An epiphany hit me recently after reading an article about the current status of job loss in Washington State. Reporting “no jobs” does not necessarily mean there is “no work available.” The term “jobless,” doesn’t have to mean “without work.” When I think about it, passively waiting for a job to open up when there is so much work around us to be done may not be the best approach to what could be a dire situation. Too many people are trapped in the mindset that a job is the only way to find income. I think there is another way we all could be looking at a “jobless” economy.
This “ah, ha!” moment happened after a frustrating week of searching for a contractor to replace the bathroom floor in a rental unit. Of the five people I contacted, two said they would call back and never did, another two said the job was too small for them, and one remaining contractor promptly returned my call.
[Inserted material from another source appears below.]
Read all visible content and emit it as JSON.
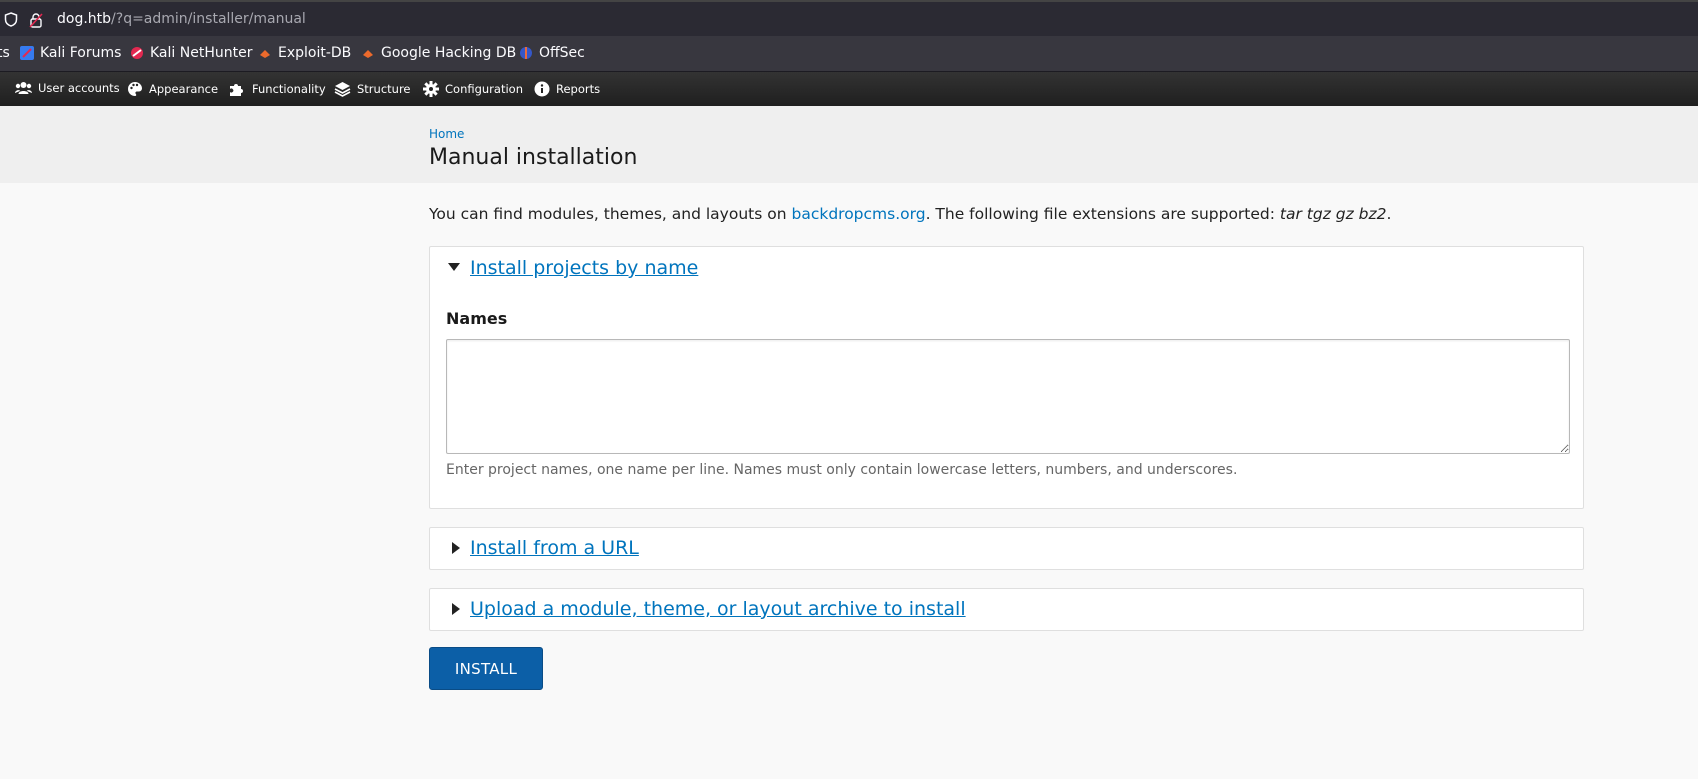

After an onsite visit, he committed to doing the work. When the project was completed, the contractor was promptly paid for his work, even though it wasn’t a “job with benefits.” Later, when we found out the carpet also needed to be replaced, the same contractor was given more work.
This experience prompted me to consider everything else that seems to be falling apart around me: my car needs vacuuming, our yard needs attention, the gutters need to be cleaned and our sink needs a new faucet. From what I see all around me, there is still a considerable amount of work that needs to get done, by and for others. This kind of work may not come with a job description, top dollar pay, medical benefits and paid time off, but I am guessing it could produce enough income to equal a paycheck and pay some bills. I’m not saying I have THE answer. It is just another approach that could keep people from tipping completely over.
The exercise of looking for work—compared to looking for a job—is a new concept for some people. It requires a different approach and a different mentality. Rather than spending the day passively looking at job postings, people could proactively invest their time looking for work, which involves talking to people to learn about their companies and “what hurts” or “what is broken.” By listening for business challenges and problems, they can be the first to offer appropriate solutions and be further ahead of those who are just waiting around for a job to be posted online. This is a simple concept, but not necessarily easy to execute. It may require training and additional support to make sure you get the results you are after.
Looking for work is a process that involves focused and intentional networking. Not the kind of random, opportunistic schmoozing that many people consider networking. It is far different than “liking” a friend’s post on Facebook or reaching out to random people on LinkedIn. It requires targeted outcomes, planning and thoughtful execution. If you aren’t finding “work” by reviewing job postings and playing with social media, there’s a good likelihood that you need to alter your mindset. It’s possible that while you search for your next job, the work you discover may even end up leading you to the job you’ve been hoping for.